There is absolutely no evidence, despite Government spin, that Academies and Free Schools improve standards. In fact 28 existing Academies are listed by the Government as “failing”. But these political moves are nothing to do with educational standards, and everything to do with the privatisation agenda – enabling businesses to make money out of education… to start with in consultancy fees, and eventually through direct profit as in the United States. Michael Gove, for the Government, says that he has “no ideological objection” to such profiteering.

How do “Free Schools” make profit? By taking public money away from state schools and employing far fewer qualified teaching staff. Under regulations introduced by the last Government, Teaching Assistants - who should be supporting qualified teachers - can now teach whole classes on their own. They are paid about half the rate of a teacher. Where teachers are employed, Academies and “Free Schools” do not have to employ them under the Government’s own Pay & Conditions Regulations. Clerical and support staff are similarly undercut. And this is happening not just in Britain, but all over the world. “Education International” has identified the forces behind this as “powerful and predatory entrepreneurial interests seeking to profit from education”.

If we are really interested in educational standards, we need to look at how schools can work systematically together, sharing expertise, best practice, resources, professional training, distributing the budget according to identified needs. But this, in a fragmented privatised system, will become increasingly impossible as schools are forced to compete with each other, not co-operate.

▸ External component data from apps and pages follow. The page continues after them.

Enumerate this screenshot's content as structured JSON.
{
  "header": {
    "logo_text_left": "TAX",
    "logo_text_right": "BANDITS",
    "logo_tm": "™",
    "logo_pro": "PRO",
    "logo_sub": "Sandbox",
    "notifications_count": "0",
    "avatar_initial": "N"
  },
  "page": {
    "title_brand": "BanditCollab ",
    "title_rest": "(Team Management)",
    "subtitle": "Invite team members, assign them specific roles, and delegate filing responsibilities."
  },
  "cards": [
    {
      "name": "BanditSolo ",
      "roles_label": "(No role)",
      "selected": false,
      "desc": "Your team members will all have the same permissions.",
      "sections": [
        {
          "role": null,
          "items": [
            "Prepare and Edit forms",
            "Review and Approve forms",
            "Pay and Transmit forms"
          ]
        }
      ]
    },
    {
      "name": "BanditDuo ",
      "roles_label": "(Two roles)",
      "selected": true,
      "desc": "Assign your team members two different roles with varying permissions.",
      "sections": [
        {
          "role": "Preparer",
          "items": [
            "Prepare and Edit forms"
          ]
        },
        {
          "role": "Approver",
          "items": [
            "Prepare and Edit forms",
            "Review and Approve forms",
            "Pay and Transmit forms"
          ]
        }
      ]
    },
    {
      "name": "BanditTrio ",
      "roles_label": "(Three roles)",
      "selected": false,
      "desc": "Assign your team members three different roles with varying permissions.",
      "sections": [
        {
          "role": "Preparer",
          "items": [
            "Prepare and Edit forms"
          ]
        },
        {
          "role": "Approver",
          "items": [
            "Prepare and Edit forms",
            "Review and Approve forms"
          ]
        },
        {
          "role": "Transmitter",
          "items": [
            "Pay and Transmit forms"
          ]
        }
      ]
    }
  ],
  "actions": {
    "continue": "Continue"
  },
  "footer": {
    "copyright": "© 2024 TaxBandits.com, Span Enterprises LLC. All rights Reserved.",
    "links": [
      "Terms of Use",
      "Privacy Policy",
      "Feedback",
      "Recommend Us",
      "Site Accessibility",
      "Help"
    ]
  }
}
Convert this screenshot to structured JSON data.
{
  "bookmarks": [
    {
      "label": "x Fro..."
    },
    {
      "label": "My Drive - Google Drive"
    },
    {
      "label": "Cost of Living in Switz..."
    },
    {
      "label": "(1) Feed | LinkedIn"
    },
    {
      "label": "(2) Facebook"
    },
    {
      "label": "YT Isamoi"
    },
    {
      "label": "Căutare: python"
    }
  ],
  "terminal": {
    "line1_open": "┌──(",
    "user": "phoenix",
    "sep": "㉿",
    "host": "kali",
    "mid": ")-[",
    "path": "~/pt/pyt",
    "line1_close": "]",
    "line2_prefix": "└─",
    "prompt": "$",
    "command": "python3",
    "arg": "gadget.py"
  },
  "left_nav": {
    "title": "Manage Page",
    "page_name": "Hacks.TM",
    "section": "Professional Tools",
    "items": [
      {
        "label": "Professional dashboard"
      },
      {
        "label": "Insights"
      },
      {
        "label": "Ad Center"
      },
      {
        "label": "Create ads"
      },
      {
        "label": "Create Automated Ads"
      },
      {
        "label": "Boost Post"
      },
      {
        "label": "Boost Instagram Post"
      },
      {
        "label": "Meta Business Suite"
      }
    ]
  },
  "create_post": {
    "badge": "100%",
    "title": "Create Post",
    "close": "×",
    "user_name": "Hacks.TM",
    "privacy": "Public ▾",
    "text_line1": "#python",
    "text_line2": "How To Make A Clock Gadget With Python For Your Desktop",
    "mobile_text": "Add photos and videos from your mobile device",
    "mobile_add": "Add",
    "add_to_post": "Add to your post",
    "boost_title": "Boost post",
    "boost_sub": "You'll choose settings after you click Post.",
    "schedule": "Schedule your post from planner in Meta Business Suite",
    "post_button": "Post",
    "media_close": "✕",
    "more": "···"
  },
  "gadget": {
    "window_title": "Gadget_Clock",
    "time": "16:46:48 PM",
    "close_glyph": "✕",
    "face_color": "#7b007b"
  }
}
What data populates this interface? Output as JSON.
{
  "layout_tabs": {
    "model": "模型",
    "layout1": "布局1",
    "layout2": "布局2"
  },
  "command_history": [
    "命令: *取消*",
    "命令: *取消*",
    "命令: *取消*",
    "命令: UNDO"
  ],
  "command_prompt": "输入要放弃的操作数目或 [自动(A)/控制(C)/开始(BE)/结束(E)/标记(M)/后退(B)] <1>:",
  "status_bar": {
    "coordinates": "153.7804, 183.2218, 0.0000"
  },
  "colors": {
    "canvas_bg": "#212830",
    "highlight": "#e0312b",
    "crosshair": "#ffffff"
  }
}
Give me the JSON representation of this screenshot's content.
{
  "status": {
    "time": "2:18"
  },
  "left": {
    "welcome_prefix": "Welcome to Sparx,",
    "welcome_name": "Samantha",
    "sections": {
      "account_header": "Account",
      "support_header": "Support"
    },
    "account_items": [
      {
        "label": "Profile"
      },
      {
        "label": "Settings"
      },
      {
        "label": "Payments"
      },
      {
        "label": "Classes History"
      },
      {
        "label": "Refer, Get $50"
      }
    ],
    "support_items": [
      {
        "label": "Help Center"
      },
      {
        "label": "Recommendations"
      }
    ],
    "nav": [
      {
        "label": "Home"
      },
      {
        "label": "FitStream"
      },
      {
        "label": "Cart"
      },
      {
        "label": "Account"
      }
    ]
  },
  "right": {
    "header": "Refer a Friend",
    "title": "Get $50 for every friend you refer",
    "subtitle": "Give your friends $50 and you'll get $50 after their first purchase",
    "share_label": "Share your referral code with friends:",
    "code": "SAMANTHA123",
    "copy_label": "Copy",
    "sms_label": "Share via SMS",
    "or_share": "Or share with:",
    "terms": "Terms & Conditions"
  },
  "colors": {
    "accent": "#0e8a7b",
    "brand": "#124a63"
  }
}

The education community – teachers, support staff, parents, Governors, local councillors, local authority staff – need to put forward our own proposals for an integrated, professional service designed to meet real needs of all pupils… not a fragmented, dog-eat-dog situation where some schools “succeed” and others are left to go to the wall – to the profit of unscrupulous “edu-businesses”.